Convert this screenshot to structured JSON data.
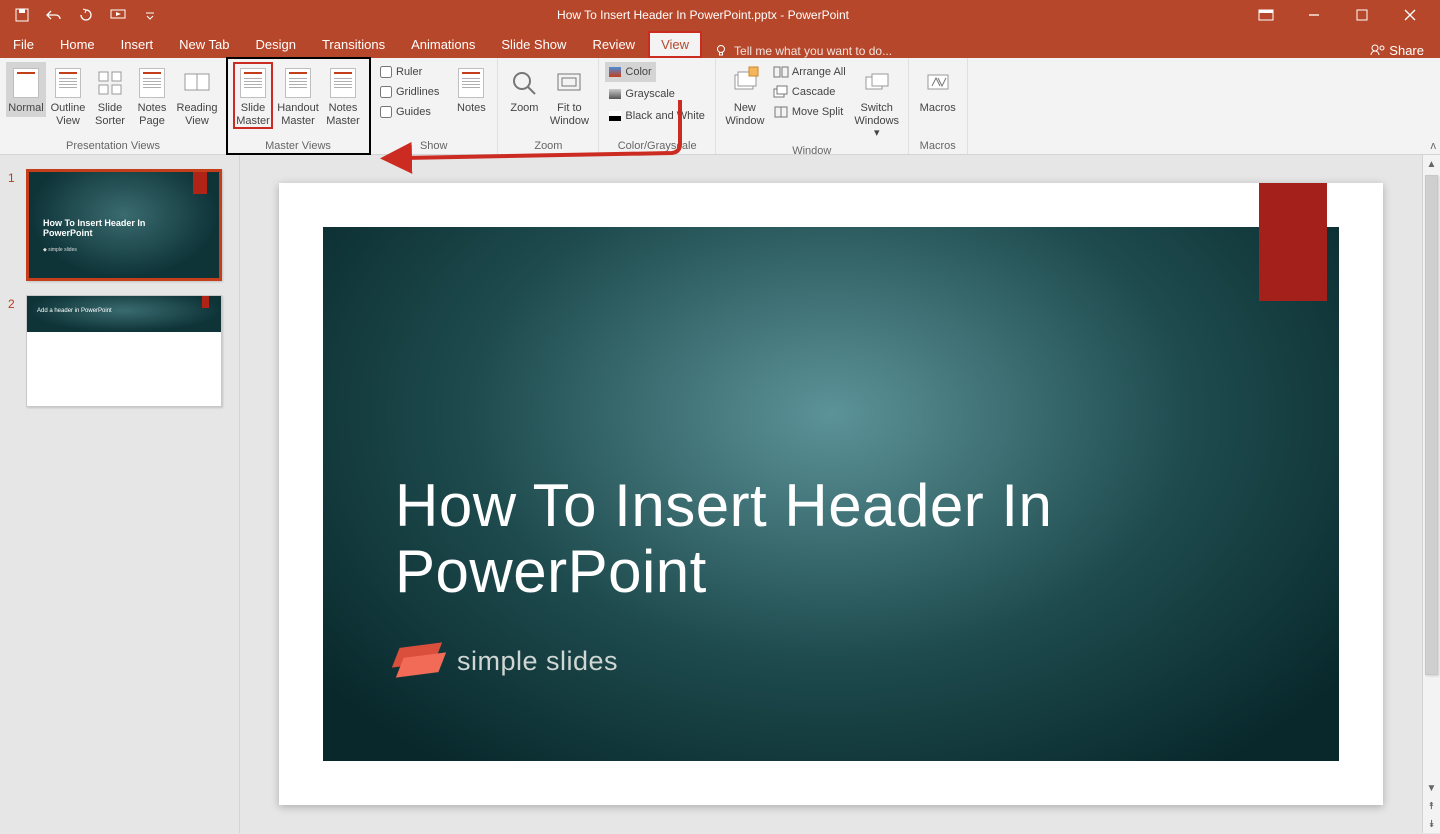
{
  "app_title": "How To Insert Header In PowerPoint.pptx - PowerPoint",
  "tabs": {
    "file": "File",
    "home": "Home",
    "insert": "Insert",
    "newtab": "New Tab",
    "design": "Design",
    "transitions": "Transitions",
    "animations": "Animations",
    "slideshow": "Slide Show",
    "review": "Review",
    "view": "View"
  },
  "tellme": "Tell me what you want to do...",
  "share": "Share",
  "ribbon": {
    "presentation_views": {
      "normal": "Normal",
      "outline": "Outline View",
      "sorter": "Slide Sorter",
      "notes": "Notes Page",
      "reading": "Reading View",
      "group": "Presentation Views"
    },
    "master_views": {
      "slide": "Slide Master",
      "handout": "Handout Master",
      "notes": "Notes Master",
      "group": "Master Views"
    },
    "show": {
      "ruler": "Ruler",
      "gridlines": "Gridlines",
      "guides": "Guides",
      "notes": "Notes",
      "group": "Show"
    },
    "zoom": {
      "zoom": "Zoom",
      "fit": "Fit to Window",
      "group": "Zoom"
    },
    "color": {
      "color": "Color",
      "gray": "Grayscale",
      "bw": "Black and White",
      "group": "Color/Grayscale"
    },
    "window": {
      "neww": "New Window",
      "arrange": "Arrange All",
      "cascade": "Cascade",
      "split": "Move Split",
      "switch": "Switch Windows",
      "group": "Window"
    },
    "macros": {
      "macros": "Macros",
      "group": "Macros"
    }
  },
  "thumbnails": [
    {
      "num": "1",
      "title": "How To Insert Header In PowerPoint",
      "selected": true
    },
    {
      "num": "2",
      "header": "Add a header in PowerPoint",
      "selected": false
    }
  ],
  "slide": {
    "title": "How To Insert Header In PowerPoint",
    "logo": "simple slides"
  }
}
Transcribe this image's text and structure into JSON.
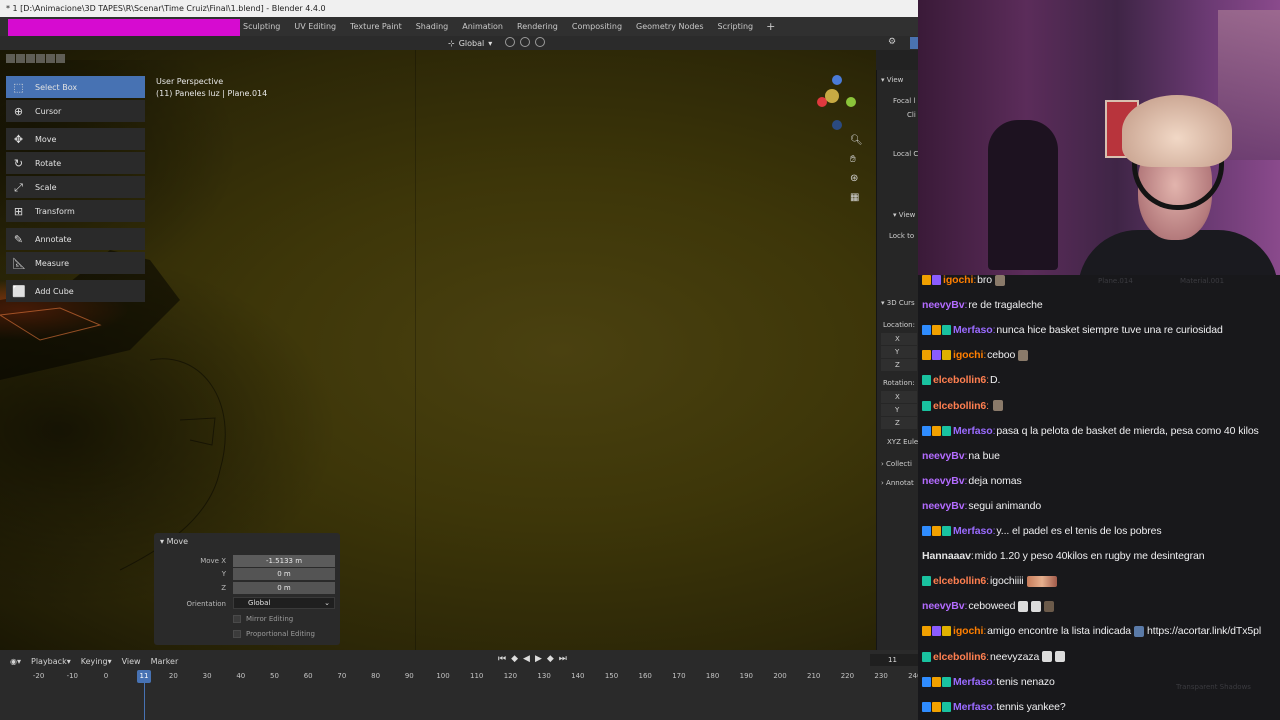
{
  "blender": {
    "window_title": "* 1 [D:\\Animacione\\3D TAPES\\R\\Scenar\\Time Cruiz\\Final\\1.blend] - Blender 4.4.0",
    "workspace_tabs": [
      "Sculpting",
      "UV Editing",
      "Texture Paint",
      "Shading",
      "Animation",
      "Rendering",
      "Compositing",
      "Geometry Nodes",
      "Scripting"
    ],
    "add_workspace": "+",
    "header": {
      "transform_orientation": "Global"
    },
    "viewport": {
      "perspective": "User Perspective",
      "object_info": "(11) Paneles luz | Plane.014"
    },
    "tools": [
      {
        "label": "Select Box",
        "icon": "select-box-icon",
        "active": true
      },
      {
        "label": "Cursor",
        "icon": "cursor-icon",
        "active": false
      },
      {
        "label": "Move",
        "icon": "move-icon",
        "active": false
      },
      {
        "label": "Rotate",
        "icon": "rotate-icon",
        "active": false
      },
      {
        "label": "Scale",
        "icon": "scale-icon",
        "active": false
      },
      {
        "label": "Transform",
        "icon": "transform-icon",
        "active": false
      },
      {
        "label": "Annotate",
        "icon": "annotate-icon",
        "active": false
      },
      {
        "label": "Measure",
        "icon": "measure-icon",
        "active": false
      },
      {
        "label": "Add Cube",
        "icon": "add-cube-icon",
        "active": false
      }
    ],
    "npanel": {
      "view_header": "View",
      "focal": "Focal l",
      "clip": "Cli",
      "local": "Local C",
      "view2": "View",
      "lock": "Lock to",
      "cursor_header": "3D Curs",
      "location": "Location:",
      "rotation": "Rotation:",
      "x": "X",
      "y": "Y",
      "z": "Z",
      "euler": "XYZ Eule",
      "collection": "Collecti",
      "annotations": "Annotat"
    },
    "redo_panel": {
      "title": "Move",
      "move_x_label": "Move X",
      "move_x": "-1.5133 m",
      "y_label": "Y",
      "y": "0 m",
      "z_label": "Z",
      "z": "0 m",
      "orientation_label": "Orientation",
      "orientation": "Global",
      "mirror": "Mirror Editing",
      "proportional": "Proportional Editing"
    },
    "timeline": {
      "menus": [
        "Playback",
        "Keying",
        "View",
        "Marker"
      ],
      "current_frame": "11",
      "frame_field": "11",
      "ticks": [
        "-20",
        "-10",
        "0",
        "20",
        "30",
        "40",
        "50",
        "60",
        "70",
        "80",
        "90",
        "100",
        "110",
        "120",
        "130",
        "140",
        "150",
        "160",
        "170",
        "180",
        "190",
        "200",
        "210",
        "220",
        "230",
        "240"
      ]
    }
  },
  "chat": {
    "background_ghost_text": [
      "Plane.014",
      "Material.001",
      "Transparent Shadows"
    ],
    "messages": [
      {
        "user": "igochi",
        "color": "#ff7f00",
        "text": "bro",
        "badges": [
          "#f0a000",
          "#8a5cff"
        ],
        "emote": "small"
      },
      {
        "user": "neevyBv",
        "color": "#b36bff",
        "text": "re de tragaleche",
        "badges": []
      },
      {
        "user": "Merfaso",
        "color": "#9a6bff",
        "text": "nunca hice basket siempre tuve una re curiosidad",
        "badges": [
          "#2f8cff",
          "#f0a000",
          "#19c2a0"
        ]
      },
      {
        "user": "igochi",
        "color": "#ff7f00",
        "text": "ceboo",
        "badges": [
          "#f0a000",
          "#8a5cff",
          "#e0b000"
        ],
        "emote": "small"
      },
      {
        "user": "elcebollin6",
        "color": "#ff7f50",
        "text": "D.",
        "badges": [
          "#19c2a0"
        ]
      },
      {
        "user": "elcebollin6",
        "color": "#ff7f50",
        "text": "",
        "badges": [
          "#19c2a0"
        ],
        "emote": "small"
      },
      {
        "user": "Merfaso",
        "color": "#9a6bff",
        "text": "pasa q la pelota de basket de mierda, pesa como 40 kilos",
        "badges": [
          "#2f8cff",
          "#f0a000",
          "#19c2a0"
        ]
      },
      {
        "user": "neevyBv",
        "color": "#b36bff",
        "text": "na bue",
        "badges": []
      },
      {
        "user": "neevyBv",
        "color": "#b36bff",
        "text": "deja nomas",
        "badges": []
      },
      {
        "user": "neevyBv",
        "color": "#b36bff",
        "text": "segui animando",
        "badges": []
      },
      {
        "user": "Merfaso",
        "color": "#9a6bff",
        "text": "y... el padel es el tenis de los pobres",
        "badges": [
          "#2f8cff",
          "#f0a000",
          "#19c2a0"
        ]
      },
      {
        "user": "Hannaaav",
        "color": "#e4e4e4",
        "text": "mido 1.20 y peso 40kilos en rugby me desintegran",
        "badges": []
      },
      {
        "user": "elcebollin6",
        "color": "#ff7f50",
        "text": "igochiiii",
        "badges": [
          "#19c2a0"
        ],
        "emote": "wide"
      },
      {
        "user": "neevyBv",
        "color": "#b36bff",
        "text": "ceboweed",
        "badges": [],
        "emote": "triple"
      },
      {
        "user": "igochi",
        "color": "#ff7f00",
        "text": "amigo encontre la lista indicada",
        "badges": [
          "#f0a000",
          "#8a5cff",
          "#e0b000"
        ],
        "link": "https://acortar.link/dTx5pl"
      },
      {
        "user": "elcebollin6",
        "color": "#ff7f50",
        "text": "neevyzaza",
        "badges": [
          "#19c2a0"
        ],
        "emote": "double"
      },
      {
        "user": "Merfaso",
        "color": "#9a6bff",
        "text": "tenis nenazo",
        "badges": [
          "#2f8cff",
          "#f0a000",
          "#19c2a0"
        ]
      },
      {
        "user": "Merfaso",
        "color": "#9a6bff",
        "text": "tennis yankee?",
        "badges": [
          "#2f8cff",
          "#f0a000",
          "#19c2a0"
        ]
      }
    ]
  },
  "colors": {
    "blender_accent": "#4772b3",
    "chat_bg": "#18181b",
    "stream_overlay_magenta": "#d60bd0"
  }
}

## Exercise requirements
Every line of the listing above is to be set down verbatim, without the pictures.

## Exercise solution
Convert this screenshot to structured JSON data.
{
  "app_title": "How To Insert Header In PowerPoint.pptx - PowerPoint",
  "tabs": {
    "file": "File",
    "home": "Home",
    "insert": "Insert",
    "newtab": "New Tab",
    "design": "Design",
    "transitions": "Transitions",
    "animations": "Animations",
    "slideshow": "Slide Show",
    "review": "Review",
    "view": "View"
  },
  "tellme": "Tell me what you want to do...",
  "share": "Share",
  "ribbon": {
    "presentation_views": {
      "normal": "Normal",
      "outline": "Outline View",
      "sorter": "Slide Sorter",
      "notes": "Notes Page",
      "reading": "Reading View",
      "group": "Presentation Views"
    },
    "master_views": {
      "slide": "Slide Master",
      "handout": "Handout Master",
      "notes": "Notes Master",
      "group": "Master Views"
    },
    "show": {
      "ruler": "Ruler",
      "gridlines": "Gridlines",
      "guides": "Guides",
      "notes": "Notes",
      "group": "Show"
    },
    "zoom": {
      "zoom": "Zoom",
      "fit": "Fit to Window",
      "group": "Zoom"
    },
    "color": {
      "color": "Color",
      "gray": "Grayscale",
      "bw": "Black and White",
      "group": "Color/Grayscale"
    },
    "window": {
      "neww": "New Window",
      "arrange": "Arrange All",
      "cascade": "Cascade",
      "split": "Move Split",
      "switch": "Switch Windows",
      "group": "Window"
    },
    "macros": {
      "macros": "Macros",
      "group": "Macros"
    }
  },
  "thumbnails": [
    {
      "num": "1",
      "title": "How To Insert Header In PowerPoint",
      "selected": true
    },
    {
      "num": "2",
      "header": "Add a header in PowerPoint",
      "selected": false
    }
  ],
  "slide": {
    "title": "How To Insert Header In PowerPoint",
    "logo": "simple slides"
  }
}
Transcribe this image's text and structure into JSON.
{
  "blender": {
    "window_title": "* 1 [D:\\Animacione\\3D TAPES\\R\\Scenar\\Time Cruiz\\Final\\1.blend] - Blender 4.4.0",
    "workspace_tabs": [
      "Sculpting",
      "UV Editing",
      "Texture Paint",
      "Shading",
      "Animation",
      "Rendering",
      "Compositing",
      "Geometry Nodes",
      "Scripting"
    ],
    "add_workspace": "+",
    "header": {
      "transform_orientation": "Global"
    },
    "viewport": {
      "perspective": "User Perspective",
      "object_info": "(11) Paneles luz | Plane.014"
    },
    "tools": [
      {
        "label": "Select Box",
        "icon": "select-box-icon",
        "active": true
      },
      {
        "label": "Cursor",
        "icon": "cursor-icon",
        "active": false
      },
      {
        "label": "Move",
        "icon": "move-icon",
        "active": false
      },
      {
        "label": "Rotate",
        "icon": "rotate-icon",
        "active": false
      },
      {
        "label": "Scale",
        "icon": "scale-icon",
        "active": false
      },
      {
        "label": "Transform",
        "icon": "transform-icon",
        "active": false
      },
      {
        "label": "Annotate",
        "icon": "annotate-icon",
        "active": false
      },
      {
        "label": "Measure",
        "icon": "measure-icon",
        "active": false
      },
      {
        "label": "Add Cube",
        "icon": "add-cube-icon",
        "active": false
      }
    ],
    "npanel": {
      "view_header": "View",
      "focal": "Focal l",
      "clip": "Cli",
      "local": "Local C",
      "view2": "View",
      "lock": "Lock to",
      "cursor_header": "3D Curs",
      "location": "Location:",
      "rotation": "Rotation:",
      "x": "X",
      "y": "Y",
      "z": "Z",
      "euler": "XYZ Eule",
      "collection": "Collecti",
      "annotations": "Annotat"
    },
    "redo_panel": {
      "title": "Move",
      "move_x_label": "Move X",
      "move_x": "-1.5133 m",
      "y_label": "Y",
      "y": "0 m",
      "z_label": "Z",
      "z": "0 m",
      "orientation_label": "Orientation",
      "orientation": "Global",
      "mirror": "Mirror Editing",
      "proportional": "Proportional Editing"
    },
    "timeline": {
      "menus": [
        "Playback",
        "Keying",
        "View",
        "Marker"
      ],
      "current_frame": "11",
      "frame_field": "11",
      "ticks": [
        "-20",
        "-10",
        "0",
        "20",
        "30",
        "40",
        "50",
        "60",
        "70",
        "80",
        "90",
        "100",
        "110",
        "120",
        "130",
        "140",
        "150",
        "160",
        "170",
        "180",
        "190",
        "200",
        "210",
        "220",
        "230",
        "240"
      ]
    }
  },
  "chat": {
    "background_ghost_text": [
      "Plane.014",
      "Material.001",
      "Transparent Shadows"
    ],
    "messages": [
      {
        "user": "igochi",
        "color": "#ff7f00",
        "text": "bro",
        "badges": [
          "#f0a000",
          "#8a5cff"
        ],
        "emote": "small"
      },
      {
        "user": "neevyBv",
        "color": "#b36bff",
        "text": "re de tragaleche",
        "badges": []
      },
      {
        "user": "Merfaso",
        "color": "#9a6bff",
        "text": "nunca hice basket siempre tuve una re curiosidad",
        "badges": [
          "#2f8cff",
          "#f0a000",
          "#19c2a0"
        ]
      },
      {
        "user": "igochi",
        "color": "#ff7f00",
        "text": "ceboo",
        "badges": [
          "#f0a000",
          "#8a5cff",
          "#e0b000"
        ],
        "emote": "small"
      },
      {
        "user": "elcebollin6",
        "color": "#ff7f50",
        "text": "D.",
        "badges": [
          "#19c2a0"
        ]
      },
      {
        "user": "elcebollin6",
        "color": "#ff7f50",
        "text": "",
        "badges": [
          "#19c2a0"
        ],
        "emote": "small"
      },
      {
        "user": "Merfaso",
        "color": "#9a6bff",
        "text": "pasa q la pelota de basket de mierda, pesa como 40 kilos",
        "badges": [
          "#2f8cff",
          "#f0a000",
          "#19c2a0"
        ]
      },
      {
        "user": "neevyBv",
        "color": "#b36bff",
        "text": "na bue",
        "badges": []
      },
      {
        "user": "neevyBv",
        "color": "#b36bff",
        "text": "deja nomas",
        "badges": []
      },
      {
        "user": "neevyBv",
        "color": "#b36bff",
        "text": "segui animando",
        "badges": []
      },
      {
        "user": "Merfaso",
        "color": "#9a6bff",
        "text": "y... el padel es el tenis de los pobres",
        "badges": [
          "#2f8cff",
          "#f0a000",
          "#19c2a0"
        ]
      },
      {
        "user": "Hannaaav",
        "color": "#e4e4e4",
        "text": "mido 1.20 y peso 40kilos en rugby me desintegran",
        "badges": []
      },
      {
        "user": "elcebollin6",
        "color": "#ff7f50",
        "text": "igochiiii",
        "badges": [
          "#19c2a0"
        ],
        "emote": "wide"
      },
      {
        "user": "neevyBv",
        "color": "#b36bff",
        "text": "ceboweed",
        "badges": [],
        "emote": "triple"
      },
      {
        "user": "igochi",
        "color": "#ff7f00",
        "text": "amigo encontre la lista indicada",
        "badges": [
          "#f0a000",
          "#8a5cff",
          "#e0b000"
        ],
        "link": "https://acortar.link/dTx5pl"
      },
      {
        "user": "elcebollin6",
        "color": "#ff7f50",
        "text": "neevyzaza",
        "badges": [
          "#19c2a0"
        ],
        "emote": "double"
      },
      {
        "user": "Merfaso",
        "color": "#9a6bff",
        "text": "tenis nenazo",
        "badges": [
          "#2f8cff",
          "#f0a000",
          "#19c2a0"
        ]
      },
      {
        "user": "Merfaso",
        "color": "#9a6bff",
        "text": "tennis yankee?",
        "badges": [
          "#2f8cff",
          "#f0a000",
          "#19c2a0"
        ]
      }
    ]
  },
  "colors": {
    "blender_accent": "#4772b3",
    "chat_bg": "#18181b",
    "stream_overlay_magenta": "#d60bd0"
  }
}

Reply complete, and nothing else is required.